Citing PatentFiling datePublication dateApplicantTitle
US3873932 *Nov 8, 1973Mar 25, 1975Sony CorpGain control circuit having variable impedance to determine circuit gain and to control minimum gain
US3940708 *Feb 11, 1975Feb 24, 1976Sony CorporationGain control circuit
US3999141 *Aug 25, 1975Dec 21, 1976Rca CorporationControllable gain signal amplifier
US4011519 *Jul 30, 1975Mar 8, 1977Hitachi, Ltd.Transistor amplifier circuit
US4024462 *May 27, 1975May 17, 1977International Business Machines CorporationDarlington configuration high frequency differential amplifier with zero offset current
US4234853 *Jul 11, 1978Nov 18, 1980Tokyo Shibaura Denki Kabushiki KaishaAutomatic level control circuit
US4647792 *Jul 15, 1985Mar 3, 1987Gte Laboratories IncorporatedHigh speed laser driver
US4647800 *Dec 9, 1985Mar 3, 1987Gte Laboratories IncorporatedHigh speed logic apparatus
US4983928 *Mar 20, 1989Jan 8, 1991Telefunken Electronic GmbhControllable amplifier circuit
US5198780 *Apr 20, 1992Mar 30, 1993Motorola, Inc.Adjustable gain differential amplifier
US5990744 *Nov 21, 1997Nov 23, 1999Lucent Technologies Inc.Wide band process independent gain controllable amplifier stage
US7095281Sep 24, 2004Aug 22, 2006Infineon Technologies AgDifferential amplifier arrangement with current regulating circuit and method for operating a differential amplifier arrangement
US7288996 *Jul 21, 2005Oct 30, 2007Intel CorporationApparatus and method reducing non-linearity in an output signal of an amplifier device
Classifications
U.S. Classification330/254, 330/284
International ClassificationH03G3/10, G01B3/02, G01B3/10, H03G1/00, H03G3/04

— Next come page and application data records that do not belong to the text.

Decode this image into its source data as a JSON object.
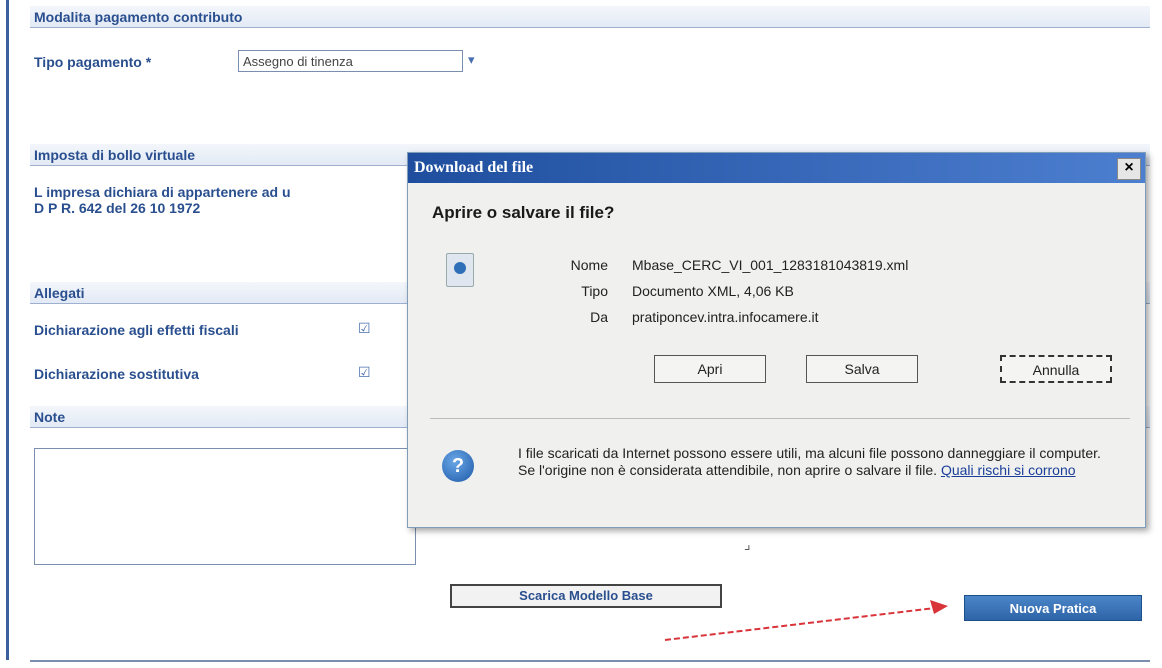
{
  "form": {
    "sections": {
      "payment_title": "Modalita pagamento contributo",
      "stamp_title": "Imposta di bollo virtuale",
      "attachments_title": "Allegati",
      "notes_title": "Note"
    },
    "payment_type_label": "Tipo pagamento *",
    "payment_type_value": "Assegno di tinenza",
    "stamp_text_line1": "L impresa dichiara di appartenere ad u",
    "stamp_text_line2": "D P R. 642 del 26 10 1972",
    "attachments": [
      {
        "label": "Dichiarazione agli effetti fiscali"
      },
      {
        "label": "Dichiarazione sostitutiva"
      }
    ],
    "download_model_button": "Scarica Modello Base",
    "new_practice_button": "Nuova Pratica"
  },
  "dialog": {
    "title": "Download del file",
    "close_glyph": "×",
    "question": "Aprire o salvare il file?",
    "name_key": "Nome",
    "name_value": "Mbase_CERC_VI_001_1283181043819.xml",
    "type_key": "Tipo",
    "type_value": "Documento XML, 4,06 KB",
    "from_key": "Da",
    "from_value": "pratiponcev.intra.infocamere.it",
    "open_button": "Apri",
    "save_button": "Salva",
    "cancel_button": "Annulla",
    "warning_text": "I file scaricati da Internet possono essere utili, ma alcuni file possono danneggiare il computer. Se l'origine non è considerata attendibile, non aprire o salvare il file. ",
    "warning_link": "Quali rischi si corrono"
  },
  "colors": {
    "accent": "#2a4f8f",
    "titlebar": "#1f4e9e",
    "primary_button": "#2e64a8",
    "annotation_arrow": "#d9343a"
  }
}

Cooperative ClassificationH03G1/0052, G01B2003/1046, H03G1/0023, G01B2003/1089, G01B3/1084
European ClassificationH03G1/00B6D, G01B3/10Z, H03G1/00B4D